This picture shows the long platform at Uckfield station.

The platform has been built to accept a twelve-car electric train and if traditional third rail electrification were to be installed, this could be used to charge the batteries.

I would use a Vivarail-style system, which I described fully in Vivarail Unveils Fast Charging System For Class 230 Battery Trains.

As trains take a few minutes at Uckfield to turnback, I’m sure enough time can be arranged in the timetable to charge the batteries with enough power to get back to the electrification at Hurst Green.

The train would switch the charging system on and off by automatically connecting and disconnecting.

 

 

 

September 30, 2019 Posted by | Transport | , , , , , , , , , , | 15 Comments

University Of Birmingham Leases HST For Alternative Fuel Tests

The title of this post is the same as that of this article on Rail Magazine.

This is the first paragraph.

A High Speed Train is being leased by the University of Birmingham to help analyse and test what alternative fuel could be used to power long-distance passenger or freight trains.

It will be interesting to see what results from the research.

A few of my thoughts.

Suitability Of A HST For Research

It must be suitable for research purposes, otherwise the University wouldn’t have obtained the train.

If you look at the Birmingham Centre for Railway Research and Education web site, they list the Research Areas.

  • Railway Control and Operations Simulation
  • Data Integration and Cybersecurity
  • Condition Monitoring and Sensing
  • Centre of Excellence in Digital Systems
  • Power Systems and Energy Use
  • Aerodynamics
  • Climate Change and Weather Impact

There must be a lot of scope for the use of a real train, especially one which has a lot of free space in the engine, where test equipment can be mounted.

Porterbrook’s Interest

I can think of several reasons, why Porterbrook might need to partner with the Research Centre, for sound commercial reasons.

Most will probably seem small in the eyes of the general public, but might be based on Porterbrook’s feedback from customers about their extensive fleet.

Understanding The HST’s Success

The HST or InterCity 125 has been an undoubted success with passengers, drivers, staff and train companies for forty years and understanding the reasons could be invaluable in improving rail transport in the future.

Education

I suspect too that the train will be used to educate students, especially those, who want to work in train or railway design.

When I left Liverpool University with my Control Engineering degree in 1968, I was one of the few, who’d worked on bg heavy machinery in a factory environment.

These days, with Heath and Safety rules much tighter, I doubt, today’s students can gewt the same experience.

Conclusion

I do hope that Porterbrook and the Research Centre, when they look back in a few years, feel that this venture has been a success.

September 21, 2019 Posted by | Transport | , , , , | Leave a comment

Job Sharing

I found this little story on the Railway Gazette web site.

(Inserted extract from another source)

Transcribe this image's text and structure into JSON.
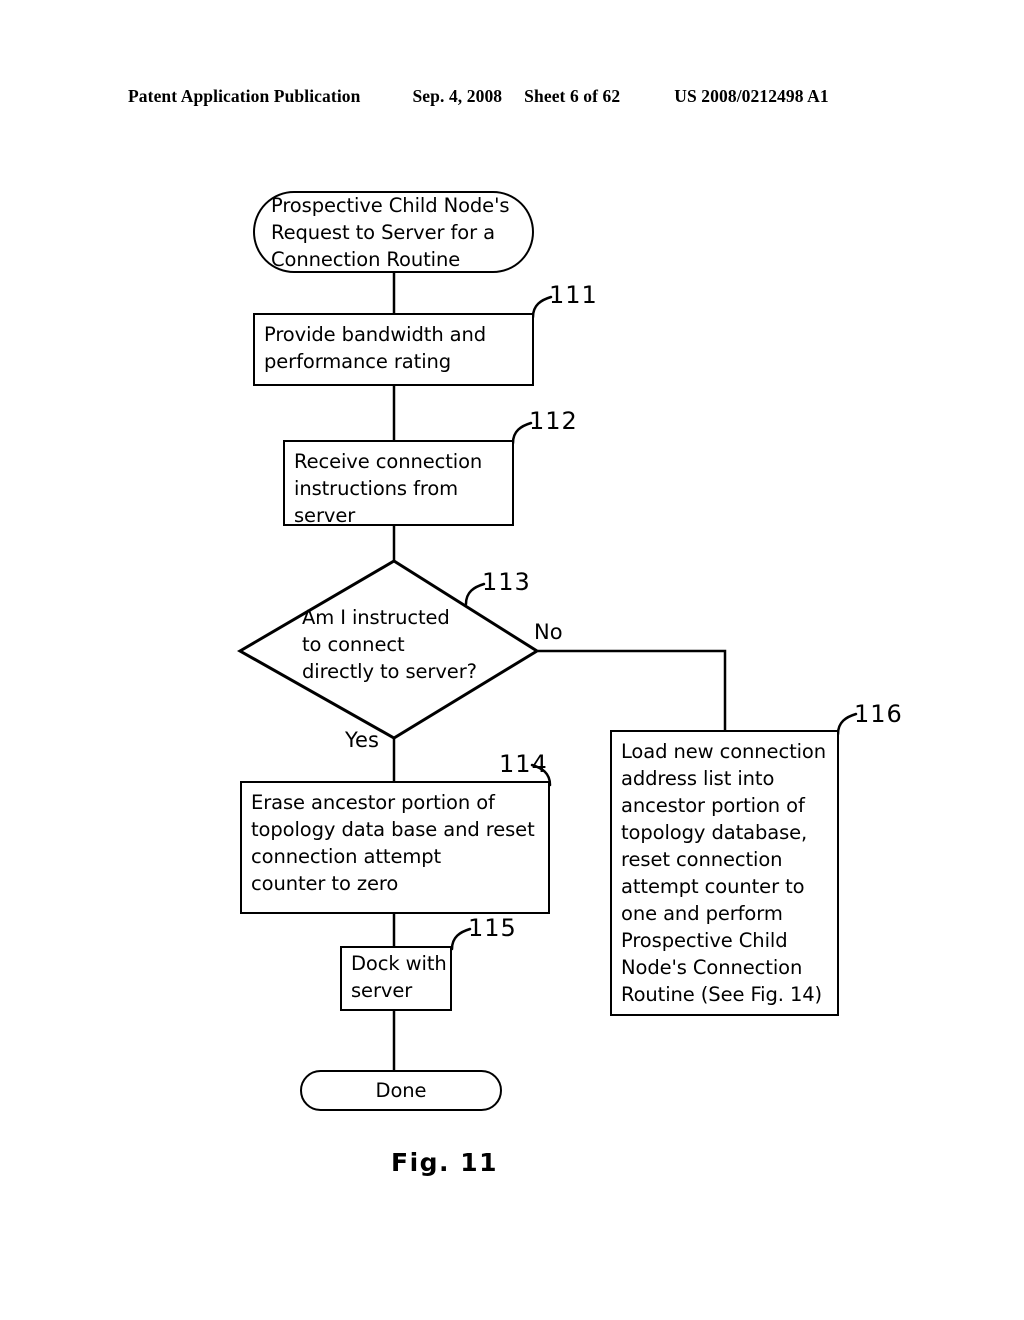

Leasing company Porterbrook has jointly appointed Helen Simpson and Chandra Morbey to the role of Innovation & Projects Director as a job-share; they will report to Director of Engineering Services Jason Groombridge. Both have been involved with the development of Porterbrook’s Innovation Hub and the Hydro Flex fuel-cell multiple-unit demonstrator.

I’ve always thought job-sharing is a good idea, but rarely do you see it formally announced.

Perhaps, Porterbrook are making a statement about their policy towards job-sharing?

August 8, 2019 Posted by | World | , | Leave a comment